第100页 - Because I am not the hand, I am not of the body;" is it therefore not of the body? And if the ear shall say, " Because I am not the eye, I am not of the body;" is it therefore not of the body?
第12页 - When the legislative and executive powers are united in the same person, or in the same body of magistrates, there can be no liberty; because apprehensions may arise lest the same monarch or senate should enact tyrannical laws, to execute them in a tyrannical manner.
第238页 - Called upon by your country to defend its invaded rights, you accepted the sacred charge before it had formed alliances, and whilst it was without friends or a government to support you. " You have conducted the great military contest with wisdom and fortitude, invariably regarding the rights of the civil power through all disasters and changes.
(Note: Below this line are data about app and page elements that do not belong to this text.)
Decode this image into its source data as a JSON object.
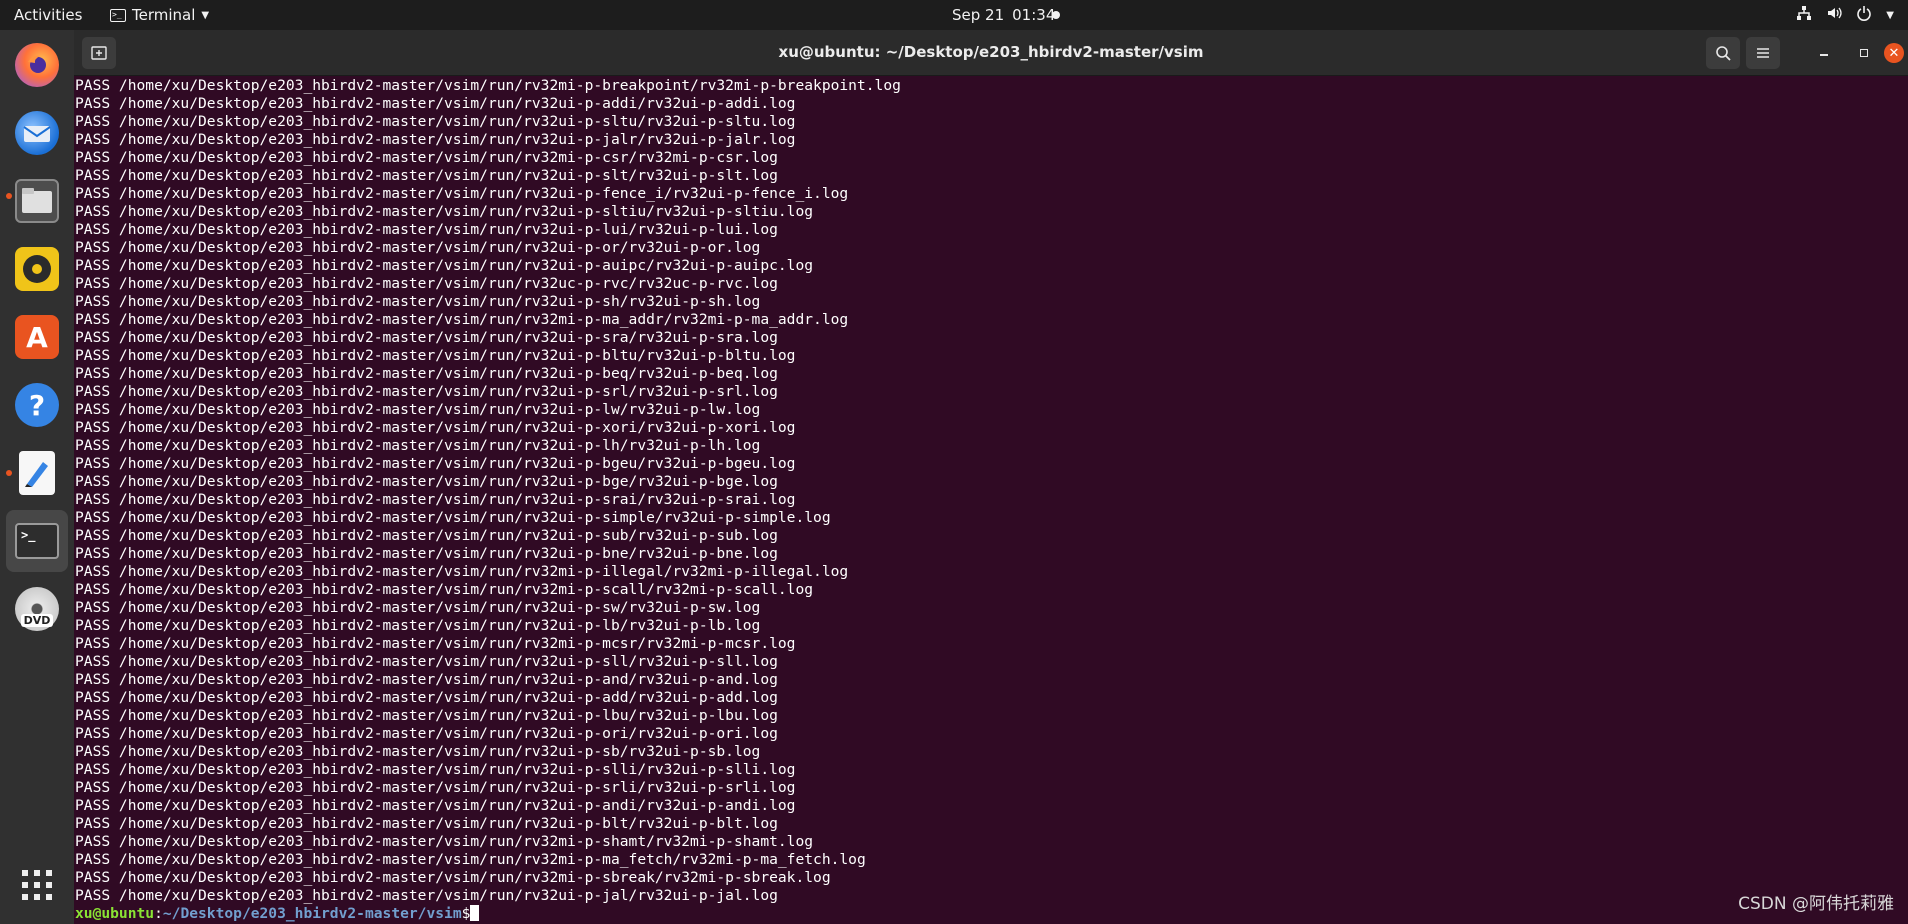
{
  "topbar": {
    "activities": "Activities",
    "app_name": "Terminal",
    "date": "Sep 21",
    "time": "01:34"
  },
  "dock": {
    "items": [
      {
        "name": "firefox",
        "icon": "firefox-icon"
      },
      {
        "name": "thunderbird",
        "icon": "thunderbird-icon"
      },
      {
        "name": "files",
        "icon": "files-icon"
      },
      {
        "name": "rhythmbox",
        "icon": "rhythmbox-icon"
      },
      {
        "name": "software",
        "icon": "software-center-icon"
      },
      {
        "name": "help",
        "icon": "help-icon"
      },
      {
        "name": "text-editor",
        "icon": "text-editor-icon"
      },
      {
        "name": "terminal",
        "icon": "terminal-icon"
      },
      {
        "name": "dvd",
        "icon": "dvd-icon"
      },
      {
        "name": "app-grid",
        "icon": "app-grid-icon"
      }
    ],
    "dvd_label": "DVD",
    "terminal_glyph": ">_"
  },
  "window": {
    "title": "xu@ubuntu: ~/Desktop/e203_hbirdv2-master/vsim"
  },
  "terminal": {
    "lines": [
      "PASS /home/xu/Desktop/e203_hbirdv2-master/vsim/run/rv32mi-p-breakpoint/rv32mi-p-breakpoint.log",
      "PASS /home/xu/Desktop/e203_hbirdv2-master/vsim/run/rv32ui-p-addi/rv32ui-p-addi.log",
      "PASS /home/xu/Desktop/e203_hbirdv2-master/vsim/run/rv32ui-p-sltu/rv32ui-p-sltu.log",
      "PASS /home/xu/Desktop/e203_hbirdv2-master/vsim/run/rv32ui-p-jalr/rv32ui-p-jalr.log",
      "PASS /home/xu/Desktop/e203_hbirdv2-master/vsim/run/rv32mi-p-csr/rv32mi-p-csr.log",
      "PASS /home/xu/Desktop/e203_hbirdv2-master/vsim/run/rv32ui-p-slt/rv32ui-p-slt.log",
      "PASS /home/xu/Desktop/e203_hbirdv2-master/vsim/run/rv32ui-p-fence_i/rv32ui-p-fence_i.log",
      "PASS /home/xu/Desktop/e203_hbirdv2-master/vsim/run/rv32ui-p-sltiu/rv32ui-p-sltiu.log",
      "PASS /home/xu/Desktop/e203_hbirdv2-master/vsim/run/rv32ui-p-lui/rv32ui-p-lui.log",
      "PASS /home/xu/Desktop/e203_hbirdv2-master/vsim/run/rv32ui-p-or/rv32ui-p-or.log",
      "PASS /home/xu/Desktop/e203_hbirdv2-master/vsim/run/rv32ui-p-auipc/rv32ui-p-auipc.log",
      "PASS /home/xu/Desktop/e203_hbirdv2-master/vsim/run/rv32uc-p-rvc/rv32uc-p-rvc.log",
      "PASS /home/xu/Desktop/e203_hbirdv2-master/vsim/run/rv32ui-p-sh/rv32ui-p-sh.log",
      "PASS /home/xu/Desktop/e203_hbirdv2-master/vsim/run/rv32mi-p-ma_addr/rv32mi-p-ma_addr.log",
      "PASS /home/xu/Desktop/e203_hbirdv2-master/vsim/run/rv32ui-p-sra/rv32ui-p-sra.log",
      "PASS /home/xu/Desktop/e203_hbirdv2-master/vsim/run/rv32ui-p-bltu/rv32ui-p-bltu.log",
      "PASS /home/xu/Desktop/e203_hbirdv2-master/vsim/run/rv32ui-p-beq/rv32ui-p-beq.log",
      "PASS /home/xu/Desktop/e203_hbirdv2-master/vsim/run/rv32ui-p-srl/rv32ui-p-srl.log",
      "PASS /home/xu/Desktop/e203_hbirdv2-master/vsim/run/rv32ui-p-lw/rv32ui-p-lw.log",
      "PASS /home/xu/Desktop/e203_hbirdv2-master/vsim/run/rv32ui-p-xori/rv32ui-p-xori.log",
      "PASS /home/xu/Desktop/e203_hbirdv2-master/vsim/run/rv32ui-p-lh/rv32ui-p-lh.log",
      "PASS /home/xu/Desktop/e203_hbirdv2-master/vsim/run/rv32ui-p-bgeu/rv32ui-p-bgeu.log",
      "PASS /home/xu/Desktop/e203_hbirdv2-master/vsim/run/rv32ui-p-bge/rv32ui-p-bge.log",
      "PASS /home/xu/Desktop/e203_hbirdv2-master/vsim/run/rv32ui-p-srai/rv32ui-p-srai.log",
      "PASS /home/xu/Desktop/e203_hbirdv2-master/vsim/run/rv32ui-p-simple/rv32ui-p-simple.log",
      "PASS /home/xu/Desktop/e203_hbirdv2-master/vsim/run/rv32ui-p-sub/rv32ui-p-sub.log",
      "PASS /home/xu/Desktop/e203_hbirdv2-master/vsim/run/rv32ui-p-bne/rv32ui-p-bne.log",
      "PASS /home/xu/Desktop/e203_hbirdv2-master/vsim/run/rv32mi-p-illegal/rv32mi-p-illegal.log",
      "PASS /home/xu/Desktop/e203_hbirdv2-master/vsim/run/rv32mi-p-scall/rv32mi-p-scall.log",
      "PASS /home/xu/Desktop/e203_hbirdv2-master/vsim/run/rv32ui-p-sw/rv32ui-p-sw.log",
      "PASS /home/xu/Desktop/e203_hbirdv2-master/vsim/run/rv32ui-p-lb/rv32ui-p-lb.log",
      "PASS /home/xu/Desktop/e203_hbirdv2-master/vsim/run/rv32mi-p-mcsr/rv32mi-p-mcsr.log",
      "PASS /home/xu/Desktop/e203_hbirdv2-master/vsim/run/rv32ui-p-sll/rv32ui-p-sll.log",
      "PASS /home/xu/Desktop/e203_hbirdv2-master/vsim/run/rv32ui-p-and/rv32ui-p-and.log",
      "PASS /home/xu/Desktop/e203_hbirdv2-master/vsim/run/rv32ui-p-add/rv32ui-p-add.log",
      "PASS /home/xu/Desktop/e203_hbirdv2-master/vsim/run/rv32ui-p-lbu/rv32ui-p-lbu.log",
      "PASS /home/xu/Desktop/e203_hbirdv2-master/vsim/run/rv32ui-p-ori/rv32ui-p-ori.log",
      "PASS /home/xu/Desktop/e203_hbirdv2-master/vsim/run/rv32ui-p-sb/rv32ui-p-sb.log",
      "PASS /home/xu/Desktop/e203_hbirdv2-master/vsim/run/rv32ui-p-slli/rv32ui-p-slli.log",
      "PASS /home/xu/Desktop/e203_hbirdv2-master/vsim/run/rv32ui-p-srli/rv32ui-p-srli.log",
      "PASS /home/xu/Desktop/e203_hbirdv2-master/vsim/run/rv32ui-p-andi/rv32ui-p-andi.log",
      "PASS /home/xu/Desktop/e203_hbirdv2-master/vsim/run/rv32ui-p-blt/rv32ui-p-blt.log",
      "PASS /home/xu/Desktop/e203_hbirdv2-master/vsim/run/rv32mi-p-shamt/rv32mi-p-shamt.log",
      "PASS /home/xu/Desktop/e203_hbirdv2-master/vsim/run/rv32mi-p-ma_fetch/rv32mi-p-ma_fetch.log",
      "PASS /home/xu/Desktop/e203_hbirdv2-master/vsim/run/rv32mi-p-sbreak/rv32mi-p-sbreak.log",
      "PASS /home/xu/Desktop/e203_hbirdv2-master/vsim/run/rv32ui-p-jal/rv32ui-p-jal.log"
    ],
    "prompt_user": "xu@ubuntu",
    "prompt_sep": ":",
    "prompt_path": "~/Desktop/e203_hbirdv2-master/vsim",
    "prompt_symbol": "$"
  },
  "watermark": "CSDN @阿伟托莉雅",
  "colors": {
    "terminal_bg": "#300a24",
    "prompt_user": "#8ae234",
    "prompt_path": "#729fcf",
    "accent": "#e95420"
  }
}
第292页 - Refrain from these men, and let them alone: for if this counsel or this work be of men, it will come to nought: But if it be of God, ye cannot overthrow it; lest haply ye be found even to fight against God.
第41页 - JUStice, and humanity, forbid us tamely to surrender that freedom which we received from our gallant ancestors, and which our innocent posterity have a right to receive from us. We cannot endure the infamy and guilt of resigning succeeding generations to that wretchedness which inevitably awaits them, if we basely entail hereditary bondage upon them.
第41页 - Creator hath graciously bestowed upon us, the arms we have been compelled by our enemies to assume, we will, in defiance of every hazard, with unabating firmness and perseverance, employ for the preservation of our liberties — being with one mind resolved to die FREEMEN rather than to live SLAVES.
第41页 - Our cause is just. Our union is perfect. Our internal resources are great, and, if necessary, foreign assistance is undoubtedly attainable. We gratefully acknowledge, as signal instances of the Divine...
第8页 - The last right we shall mention regards the freedom of the press. The importance of this consists, besides the advancement of truth, science, morality, and arts in general, in its diffusion of liberal sentiments on the administration of Government...
第43页 - With an humble confidence in the mercies of the supreme and impartial Judge and Ruler of the Universe, we most devoutly implore his divine goodness to protect us happily through this great conflict, to dispose our adversaries to reconciliation on reasonable terms, and thereby to relieve the empire from the calamities of civil war.
第42页 - They boast of their privileges and civilization, and yet proffer no milder conditions than servitude or death. In our own native land, in defence of the freedom that is our birth-right, and which we ever enjoyed till the late violation of it; for the protection of our property, acquired solely by the honest industry of our forefathers and ourselves, against violence actually offered, we have taken up arms.